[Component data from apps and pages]
·····
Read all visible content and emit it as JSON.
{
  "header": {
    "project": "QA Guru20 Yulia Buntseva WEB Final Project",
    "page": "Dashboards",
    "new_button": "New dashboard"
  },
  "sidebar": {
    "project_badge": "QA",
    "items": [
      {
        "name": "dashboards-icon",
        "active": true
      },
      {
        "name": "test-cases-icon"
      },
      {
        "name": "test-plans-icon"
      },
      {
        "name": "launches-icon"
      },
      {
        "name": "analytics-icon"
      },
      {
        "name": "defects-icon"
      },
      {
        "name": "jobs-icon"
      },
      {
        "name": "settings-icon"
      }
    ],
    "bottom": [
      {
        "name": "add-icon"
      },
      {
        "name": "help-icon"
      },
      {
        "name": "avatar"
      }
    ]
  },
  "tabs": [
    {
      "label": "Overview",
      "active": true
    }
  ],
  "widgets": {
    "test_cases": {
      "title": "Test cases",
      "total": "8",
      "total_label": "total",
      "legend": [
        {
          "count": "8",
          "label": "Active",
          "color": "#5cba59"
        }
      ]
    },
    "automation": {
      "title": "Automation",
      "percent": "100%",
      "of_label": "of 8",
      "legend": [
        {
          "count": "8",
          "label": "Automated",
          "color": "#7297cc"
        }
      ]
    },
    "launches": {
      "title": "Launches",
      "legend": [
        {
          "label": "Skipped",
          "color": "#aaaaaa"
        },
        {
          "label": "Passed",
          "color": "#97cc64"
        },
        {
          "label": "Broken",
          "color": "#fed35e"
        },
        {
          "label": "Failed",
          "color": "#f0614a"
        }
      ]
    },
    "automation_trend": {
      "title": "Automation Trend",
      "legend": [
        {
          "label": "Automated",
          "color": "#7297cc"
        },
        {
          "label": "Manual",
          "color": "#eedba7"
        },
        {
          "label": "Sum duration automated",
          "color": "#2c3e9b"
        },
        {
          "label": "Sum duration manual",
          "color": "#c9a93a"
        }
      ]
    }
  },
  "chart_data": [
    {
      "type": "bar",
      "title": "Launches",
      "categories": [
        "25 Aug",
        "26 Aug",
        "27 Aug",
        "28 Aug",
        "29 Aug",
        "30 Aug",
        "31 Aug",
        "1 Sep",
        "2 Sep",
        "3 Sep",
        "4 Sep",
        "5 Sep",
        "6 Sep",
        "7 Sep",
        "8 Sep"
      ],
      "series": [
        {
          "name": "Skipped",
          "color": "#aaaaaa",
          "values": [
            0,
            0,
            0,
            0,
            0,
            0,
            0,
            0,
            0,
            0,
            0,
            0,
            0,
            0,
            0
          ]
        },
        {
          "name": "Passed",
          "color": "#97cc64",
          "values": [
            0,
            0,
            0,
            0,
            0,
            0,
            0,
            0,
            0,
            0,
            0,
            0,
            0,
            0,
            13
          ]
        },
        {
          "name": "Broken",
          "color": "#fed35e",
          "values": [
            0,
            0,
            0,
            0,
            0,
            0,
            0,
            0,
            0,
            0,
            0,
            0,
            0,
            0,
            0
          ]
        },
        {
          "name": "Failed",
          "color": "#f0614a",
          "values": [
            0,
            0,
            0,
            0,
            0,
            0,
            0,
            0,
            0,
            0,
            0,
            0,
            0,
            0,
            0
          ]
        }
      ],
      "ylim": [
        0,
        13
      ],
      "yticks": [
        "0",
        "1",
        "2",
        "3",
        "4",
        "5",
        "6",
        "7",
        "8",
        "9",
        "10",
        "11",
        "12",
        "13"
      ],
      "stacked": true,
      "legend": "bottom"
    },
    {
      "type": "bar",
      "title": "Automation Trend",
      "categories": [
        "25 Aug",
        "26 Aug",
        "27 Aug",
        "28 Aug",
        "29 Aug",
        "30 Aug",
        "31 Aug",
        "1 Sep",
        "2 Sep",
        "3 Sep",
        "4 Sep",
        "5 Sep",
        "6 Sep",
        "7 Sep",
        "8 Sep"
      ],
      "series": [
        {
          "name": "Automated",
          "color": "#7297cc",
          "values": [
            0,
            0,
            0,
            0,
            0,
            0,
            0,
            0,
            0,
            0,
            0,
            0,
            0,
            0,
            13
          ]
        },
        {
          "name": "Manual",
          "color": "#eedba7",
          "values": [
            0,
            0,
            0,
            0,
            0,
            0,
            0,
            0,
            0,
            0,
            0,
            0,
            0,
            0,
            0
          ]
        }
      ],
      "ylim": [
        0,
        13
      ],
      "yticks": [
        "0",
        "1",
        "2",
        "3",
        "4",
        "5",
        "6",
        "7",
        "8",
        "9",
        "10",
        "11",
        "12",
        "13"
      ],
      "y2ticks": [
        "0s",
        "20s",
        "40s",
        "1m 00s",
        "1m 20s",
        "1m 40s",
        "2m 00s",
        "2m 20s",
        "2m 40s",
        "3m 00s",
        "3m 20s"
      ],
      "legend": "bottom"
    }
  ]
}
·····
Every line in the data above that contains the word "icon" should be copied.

        "name": "dashboards-icon",
        "name": "test-cases-icon"
        "name": "test-plans-icon"
        "name": "launches-icon"
        "name": "analytics-icon"
        "name": "defects-icon"
        "name": "jobs-icon"
        "name": "settings-icon"
        "name": "add-icon"
        "name": "help-icon"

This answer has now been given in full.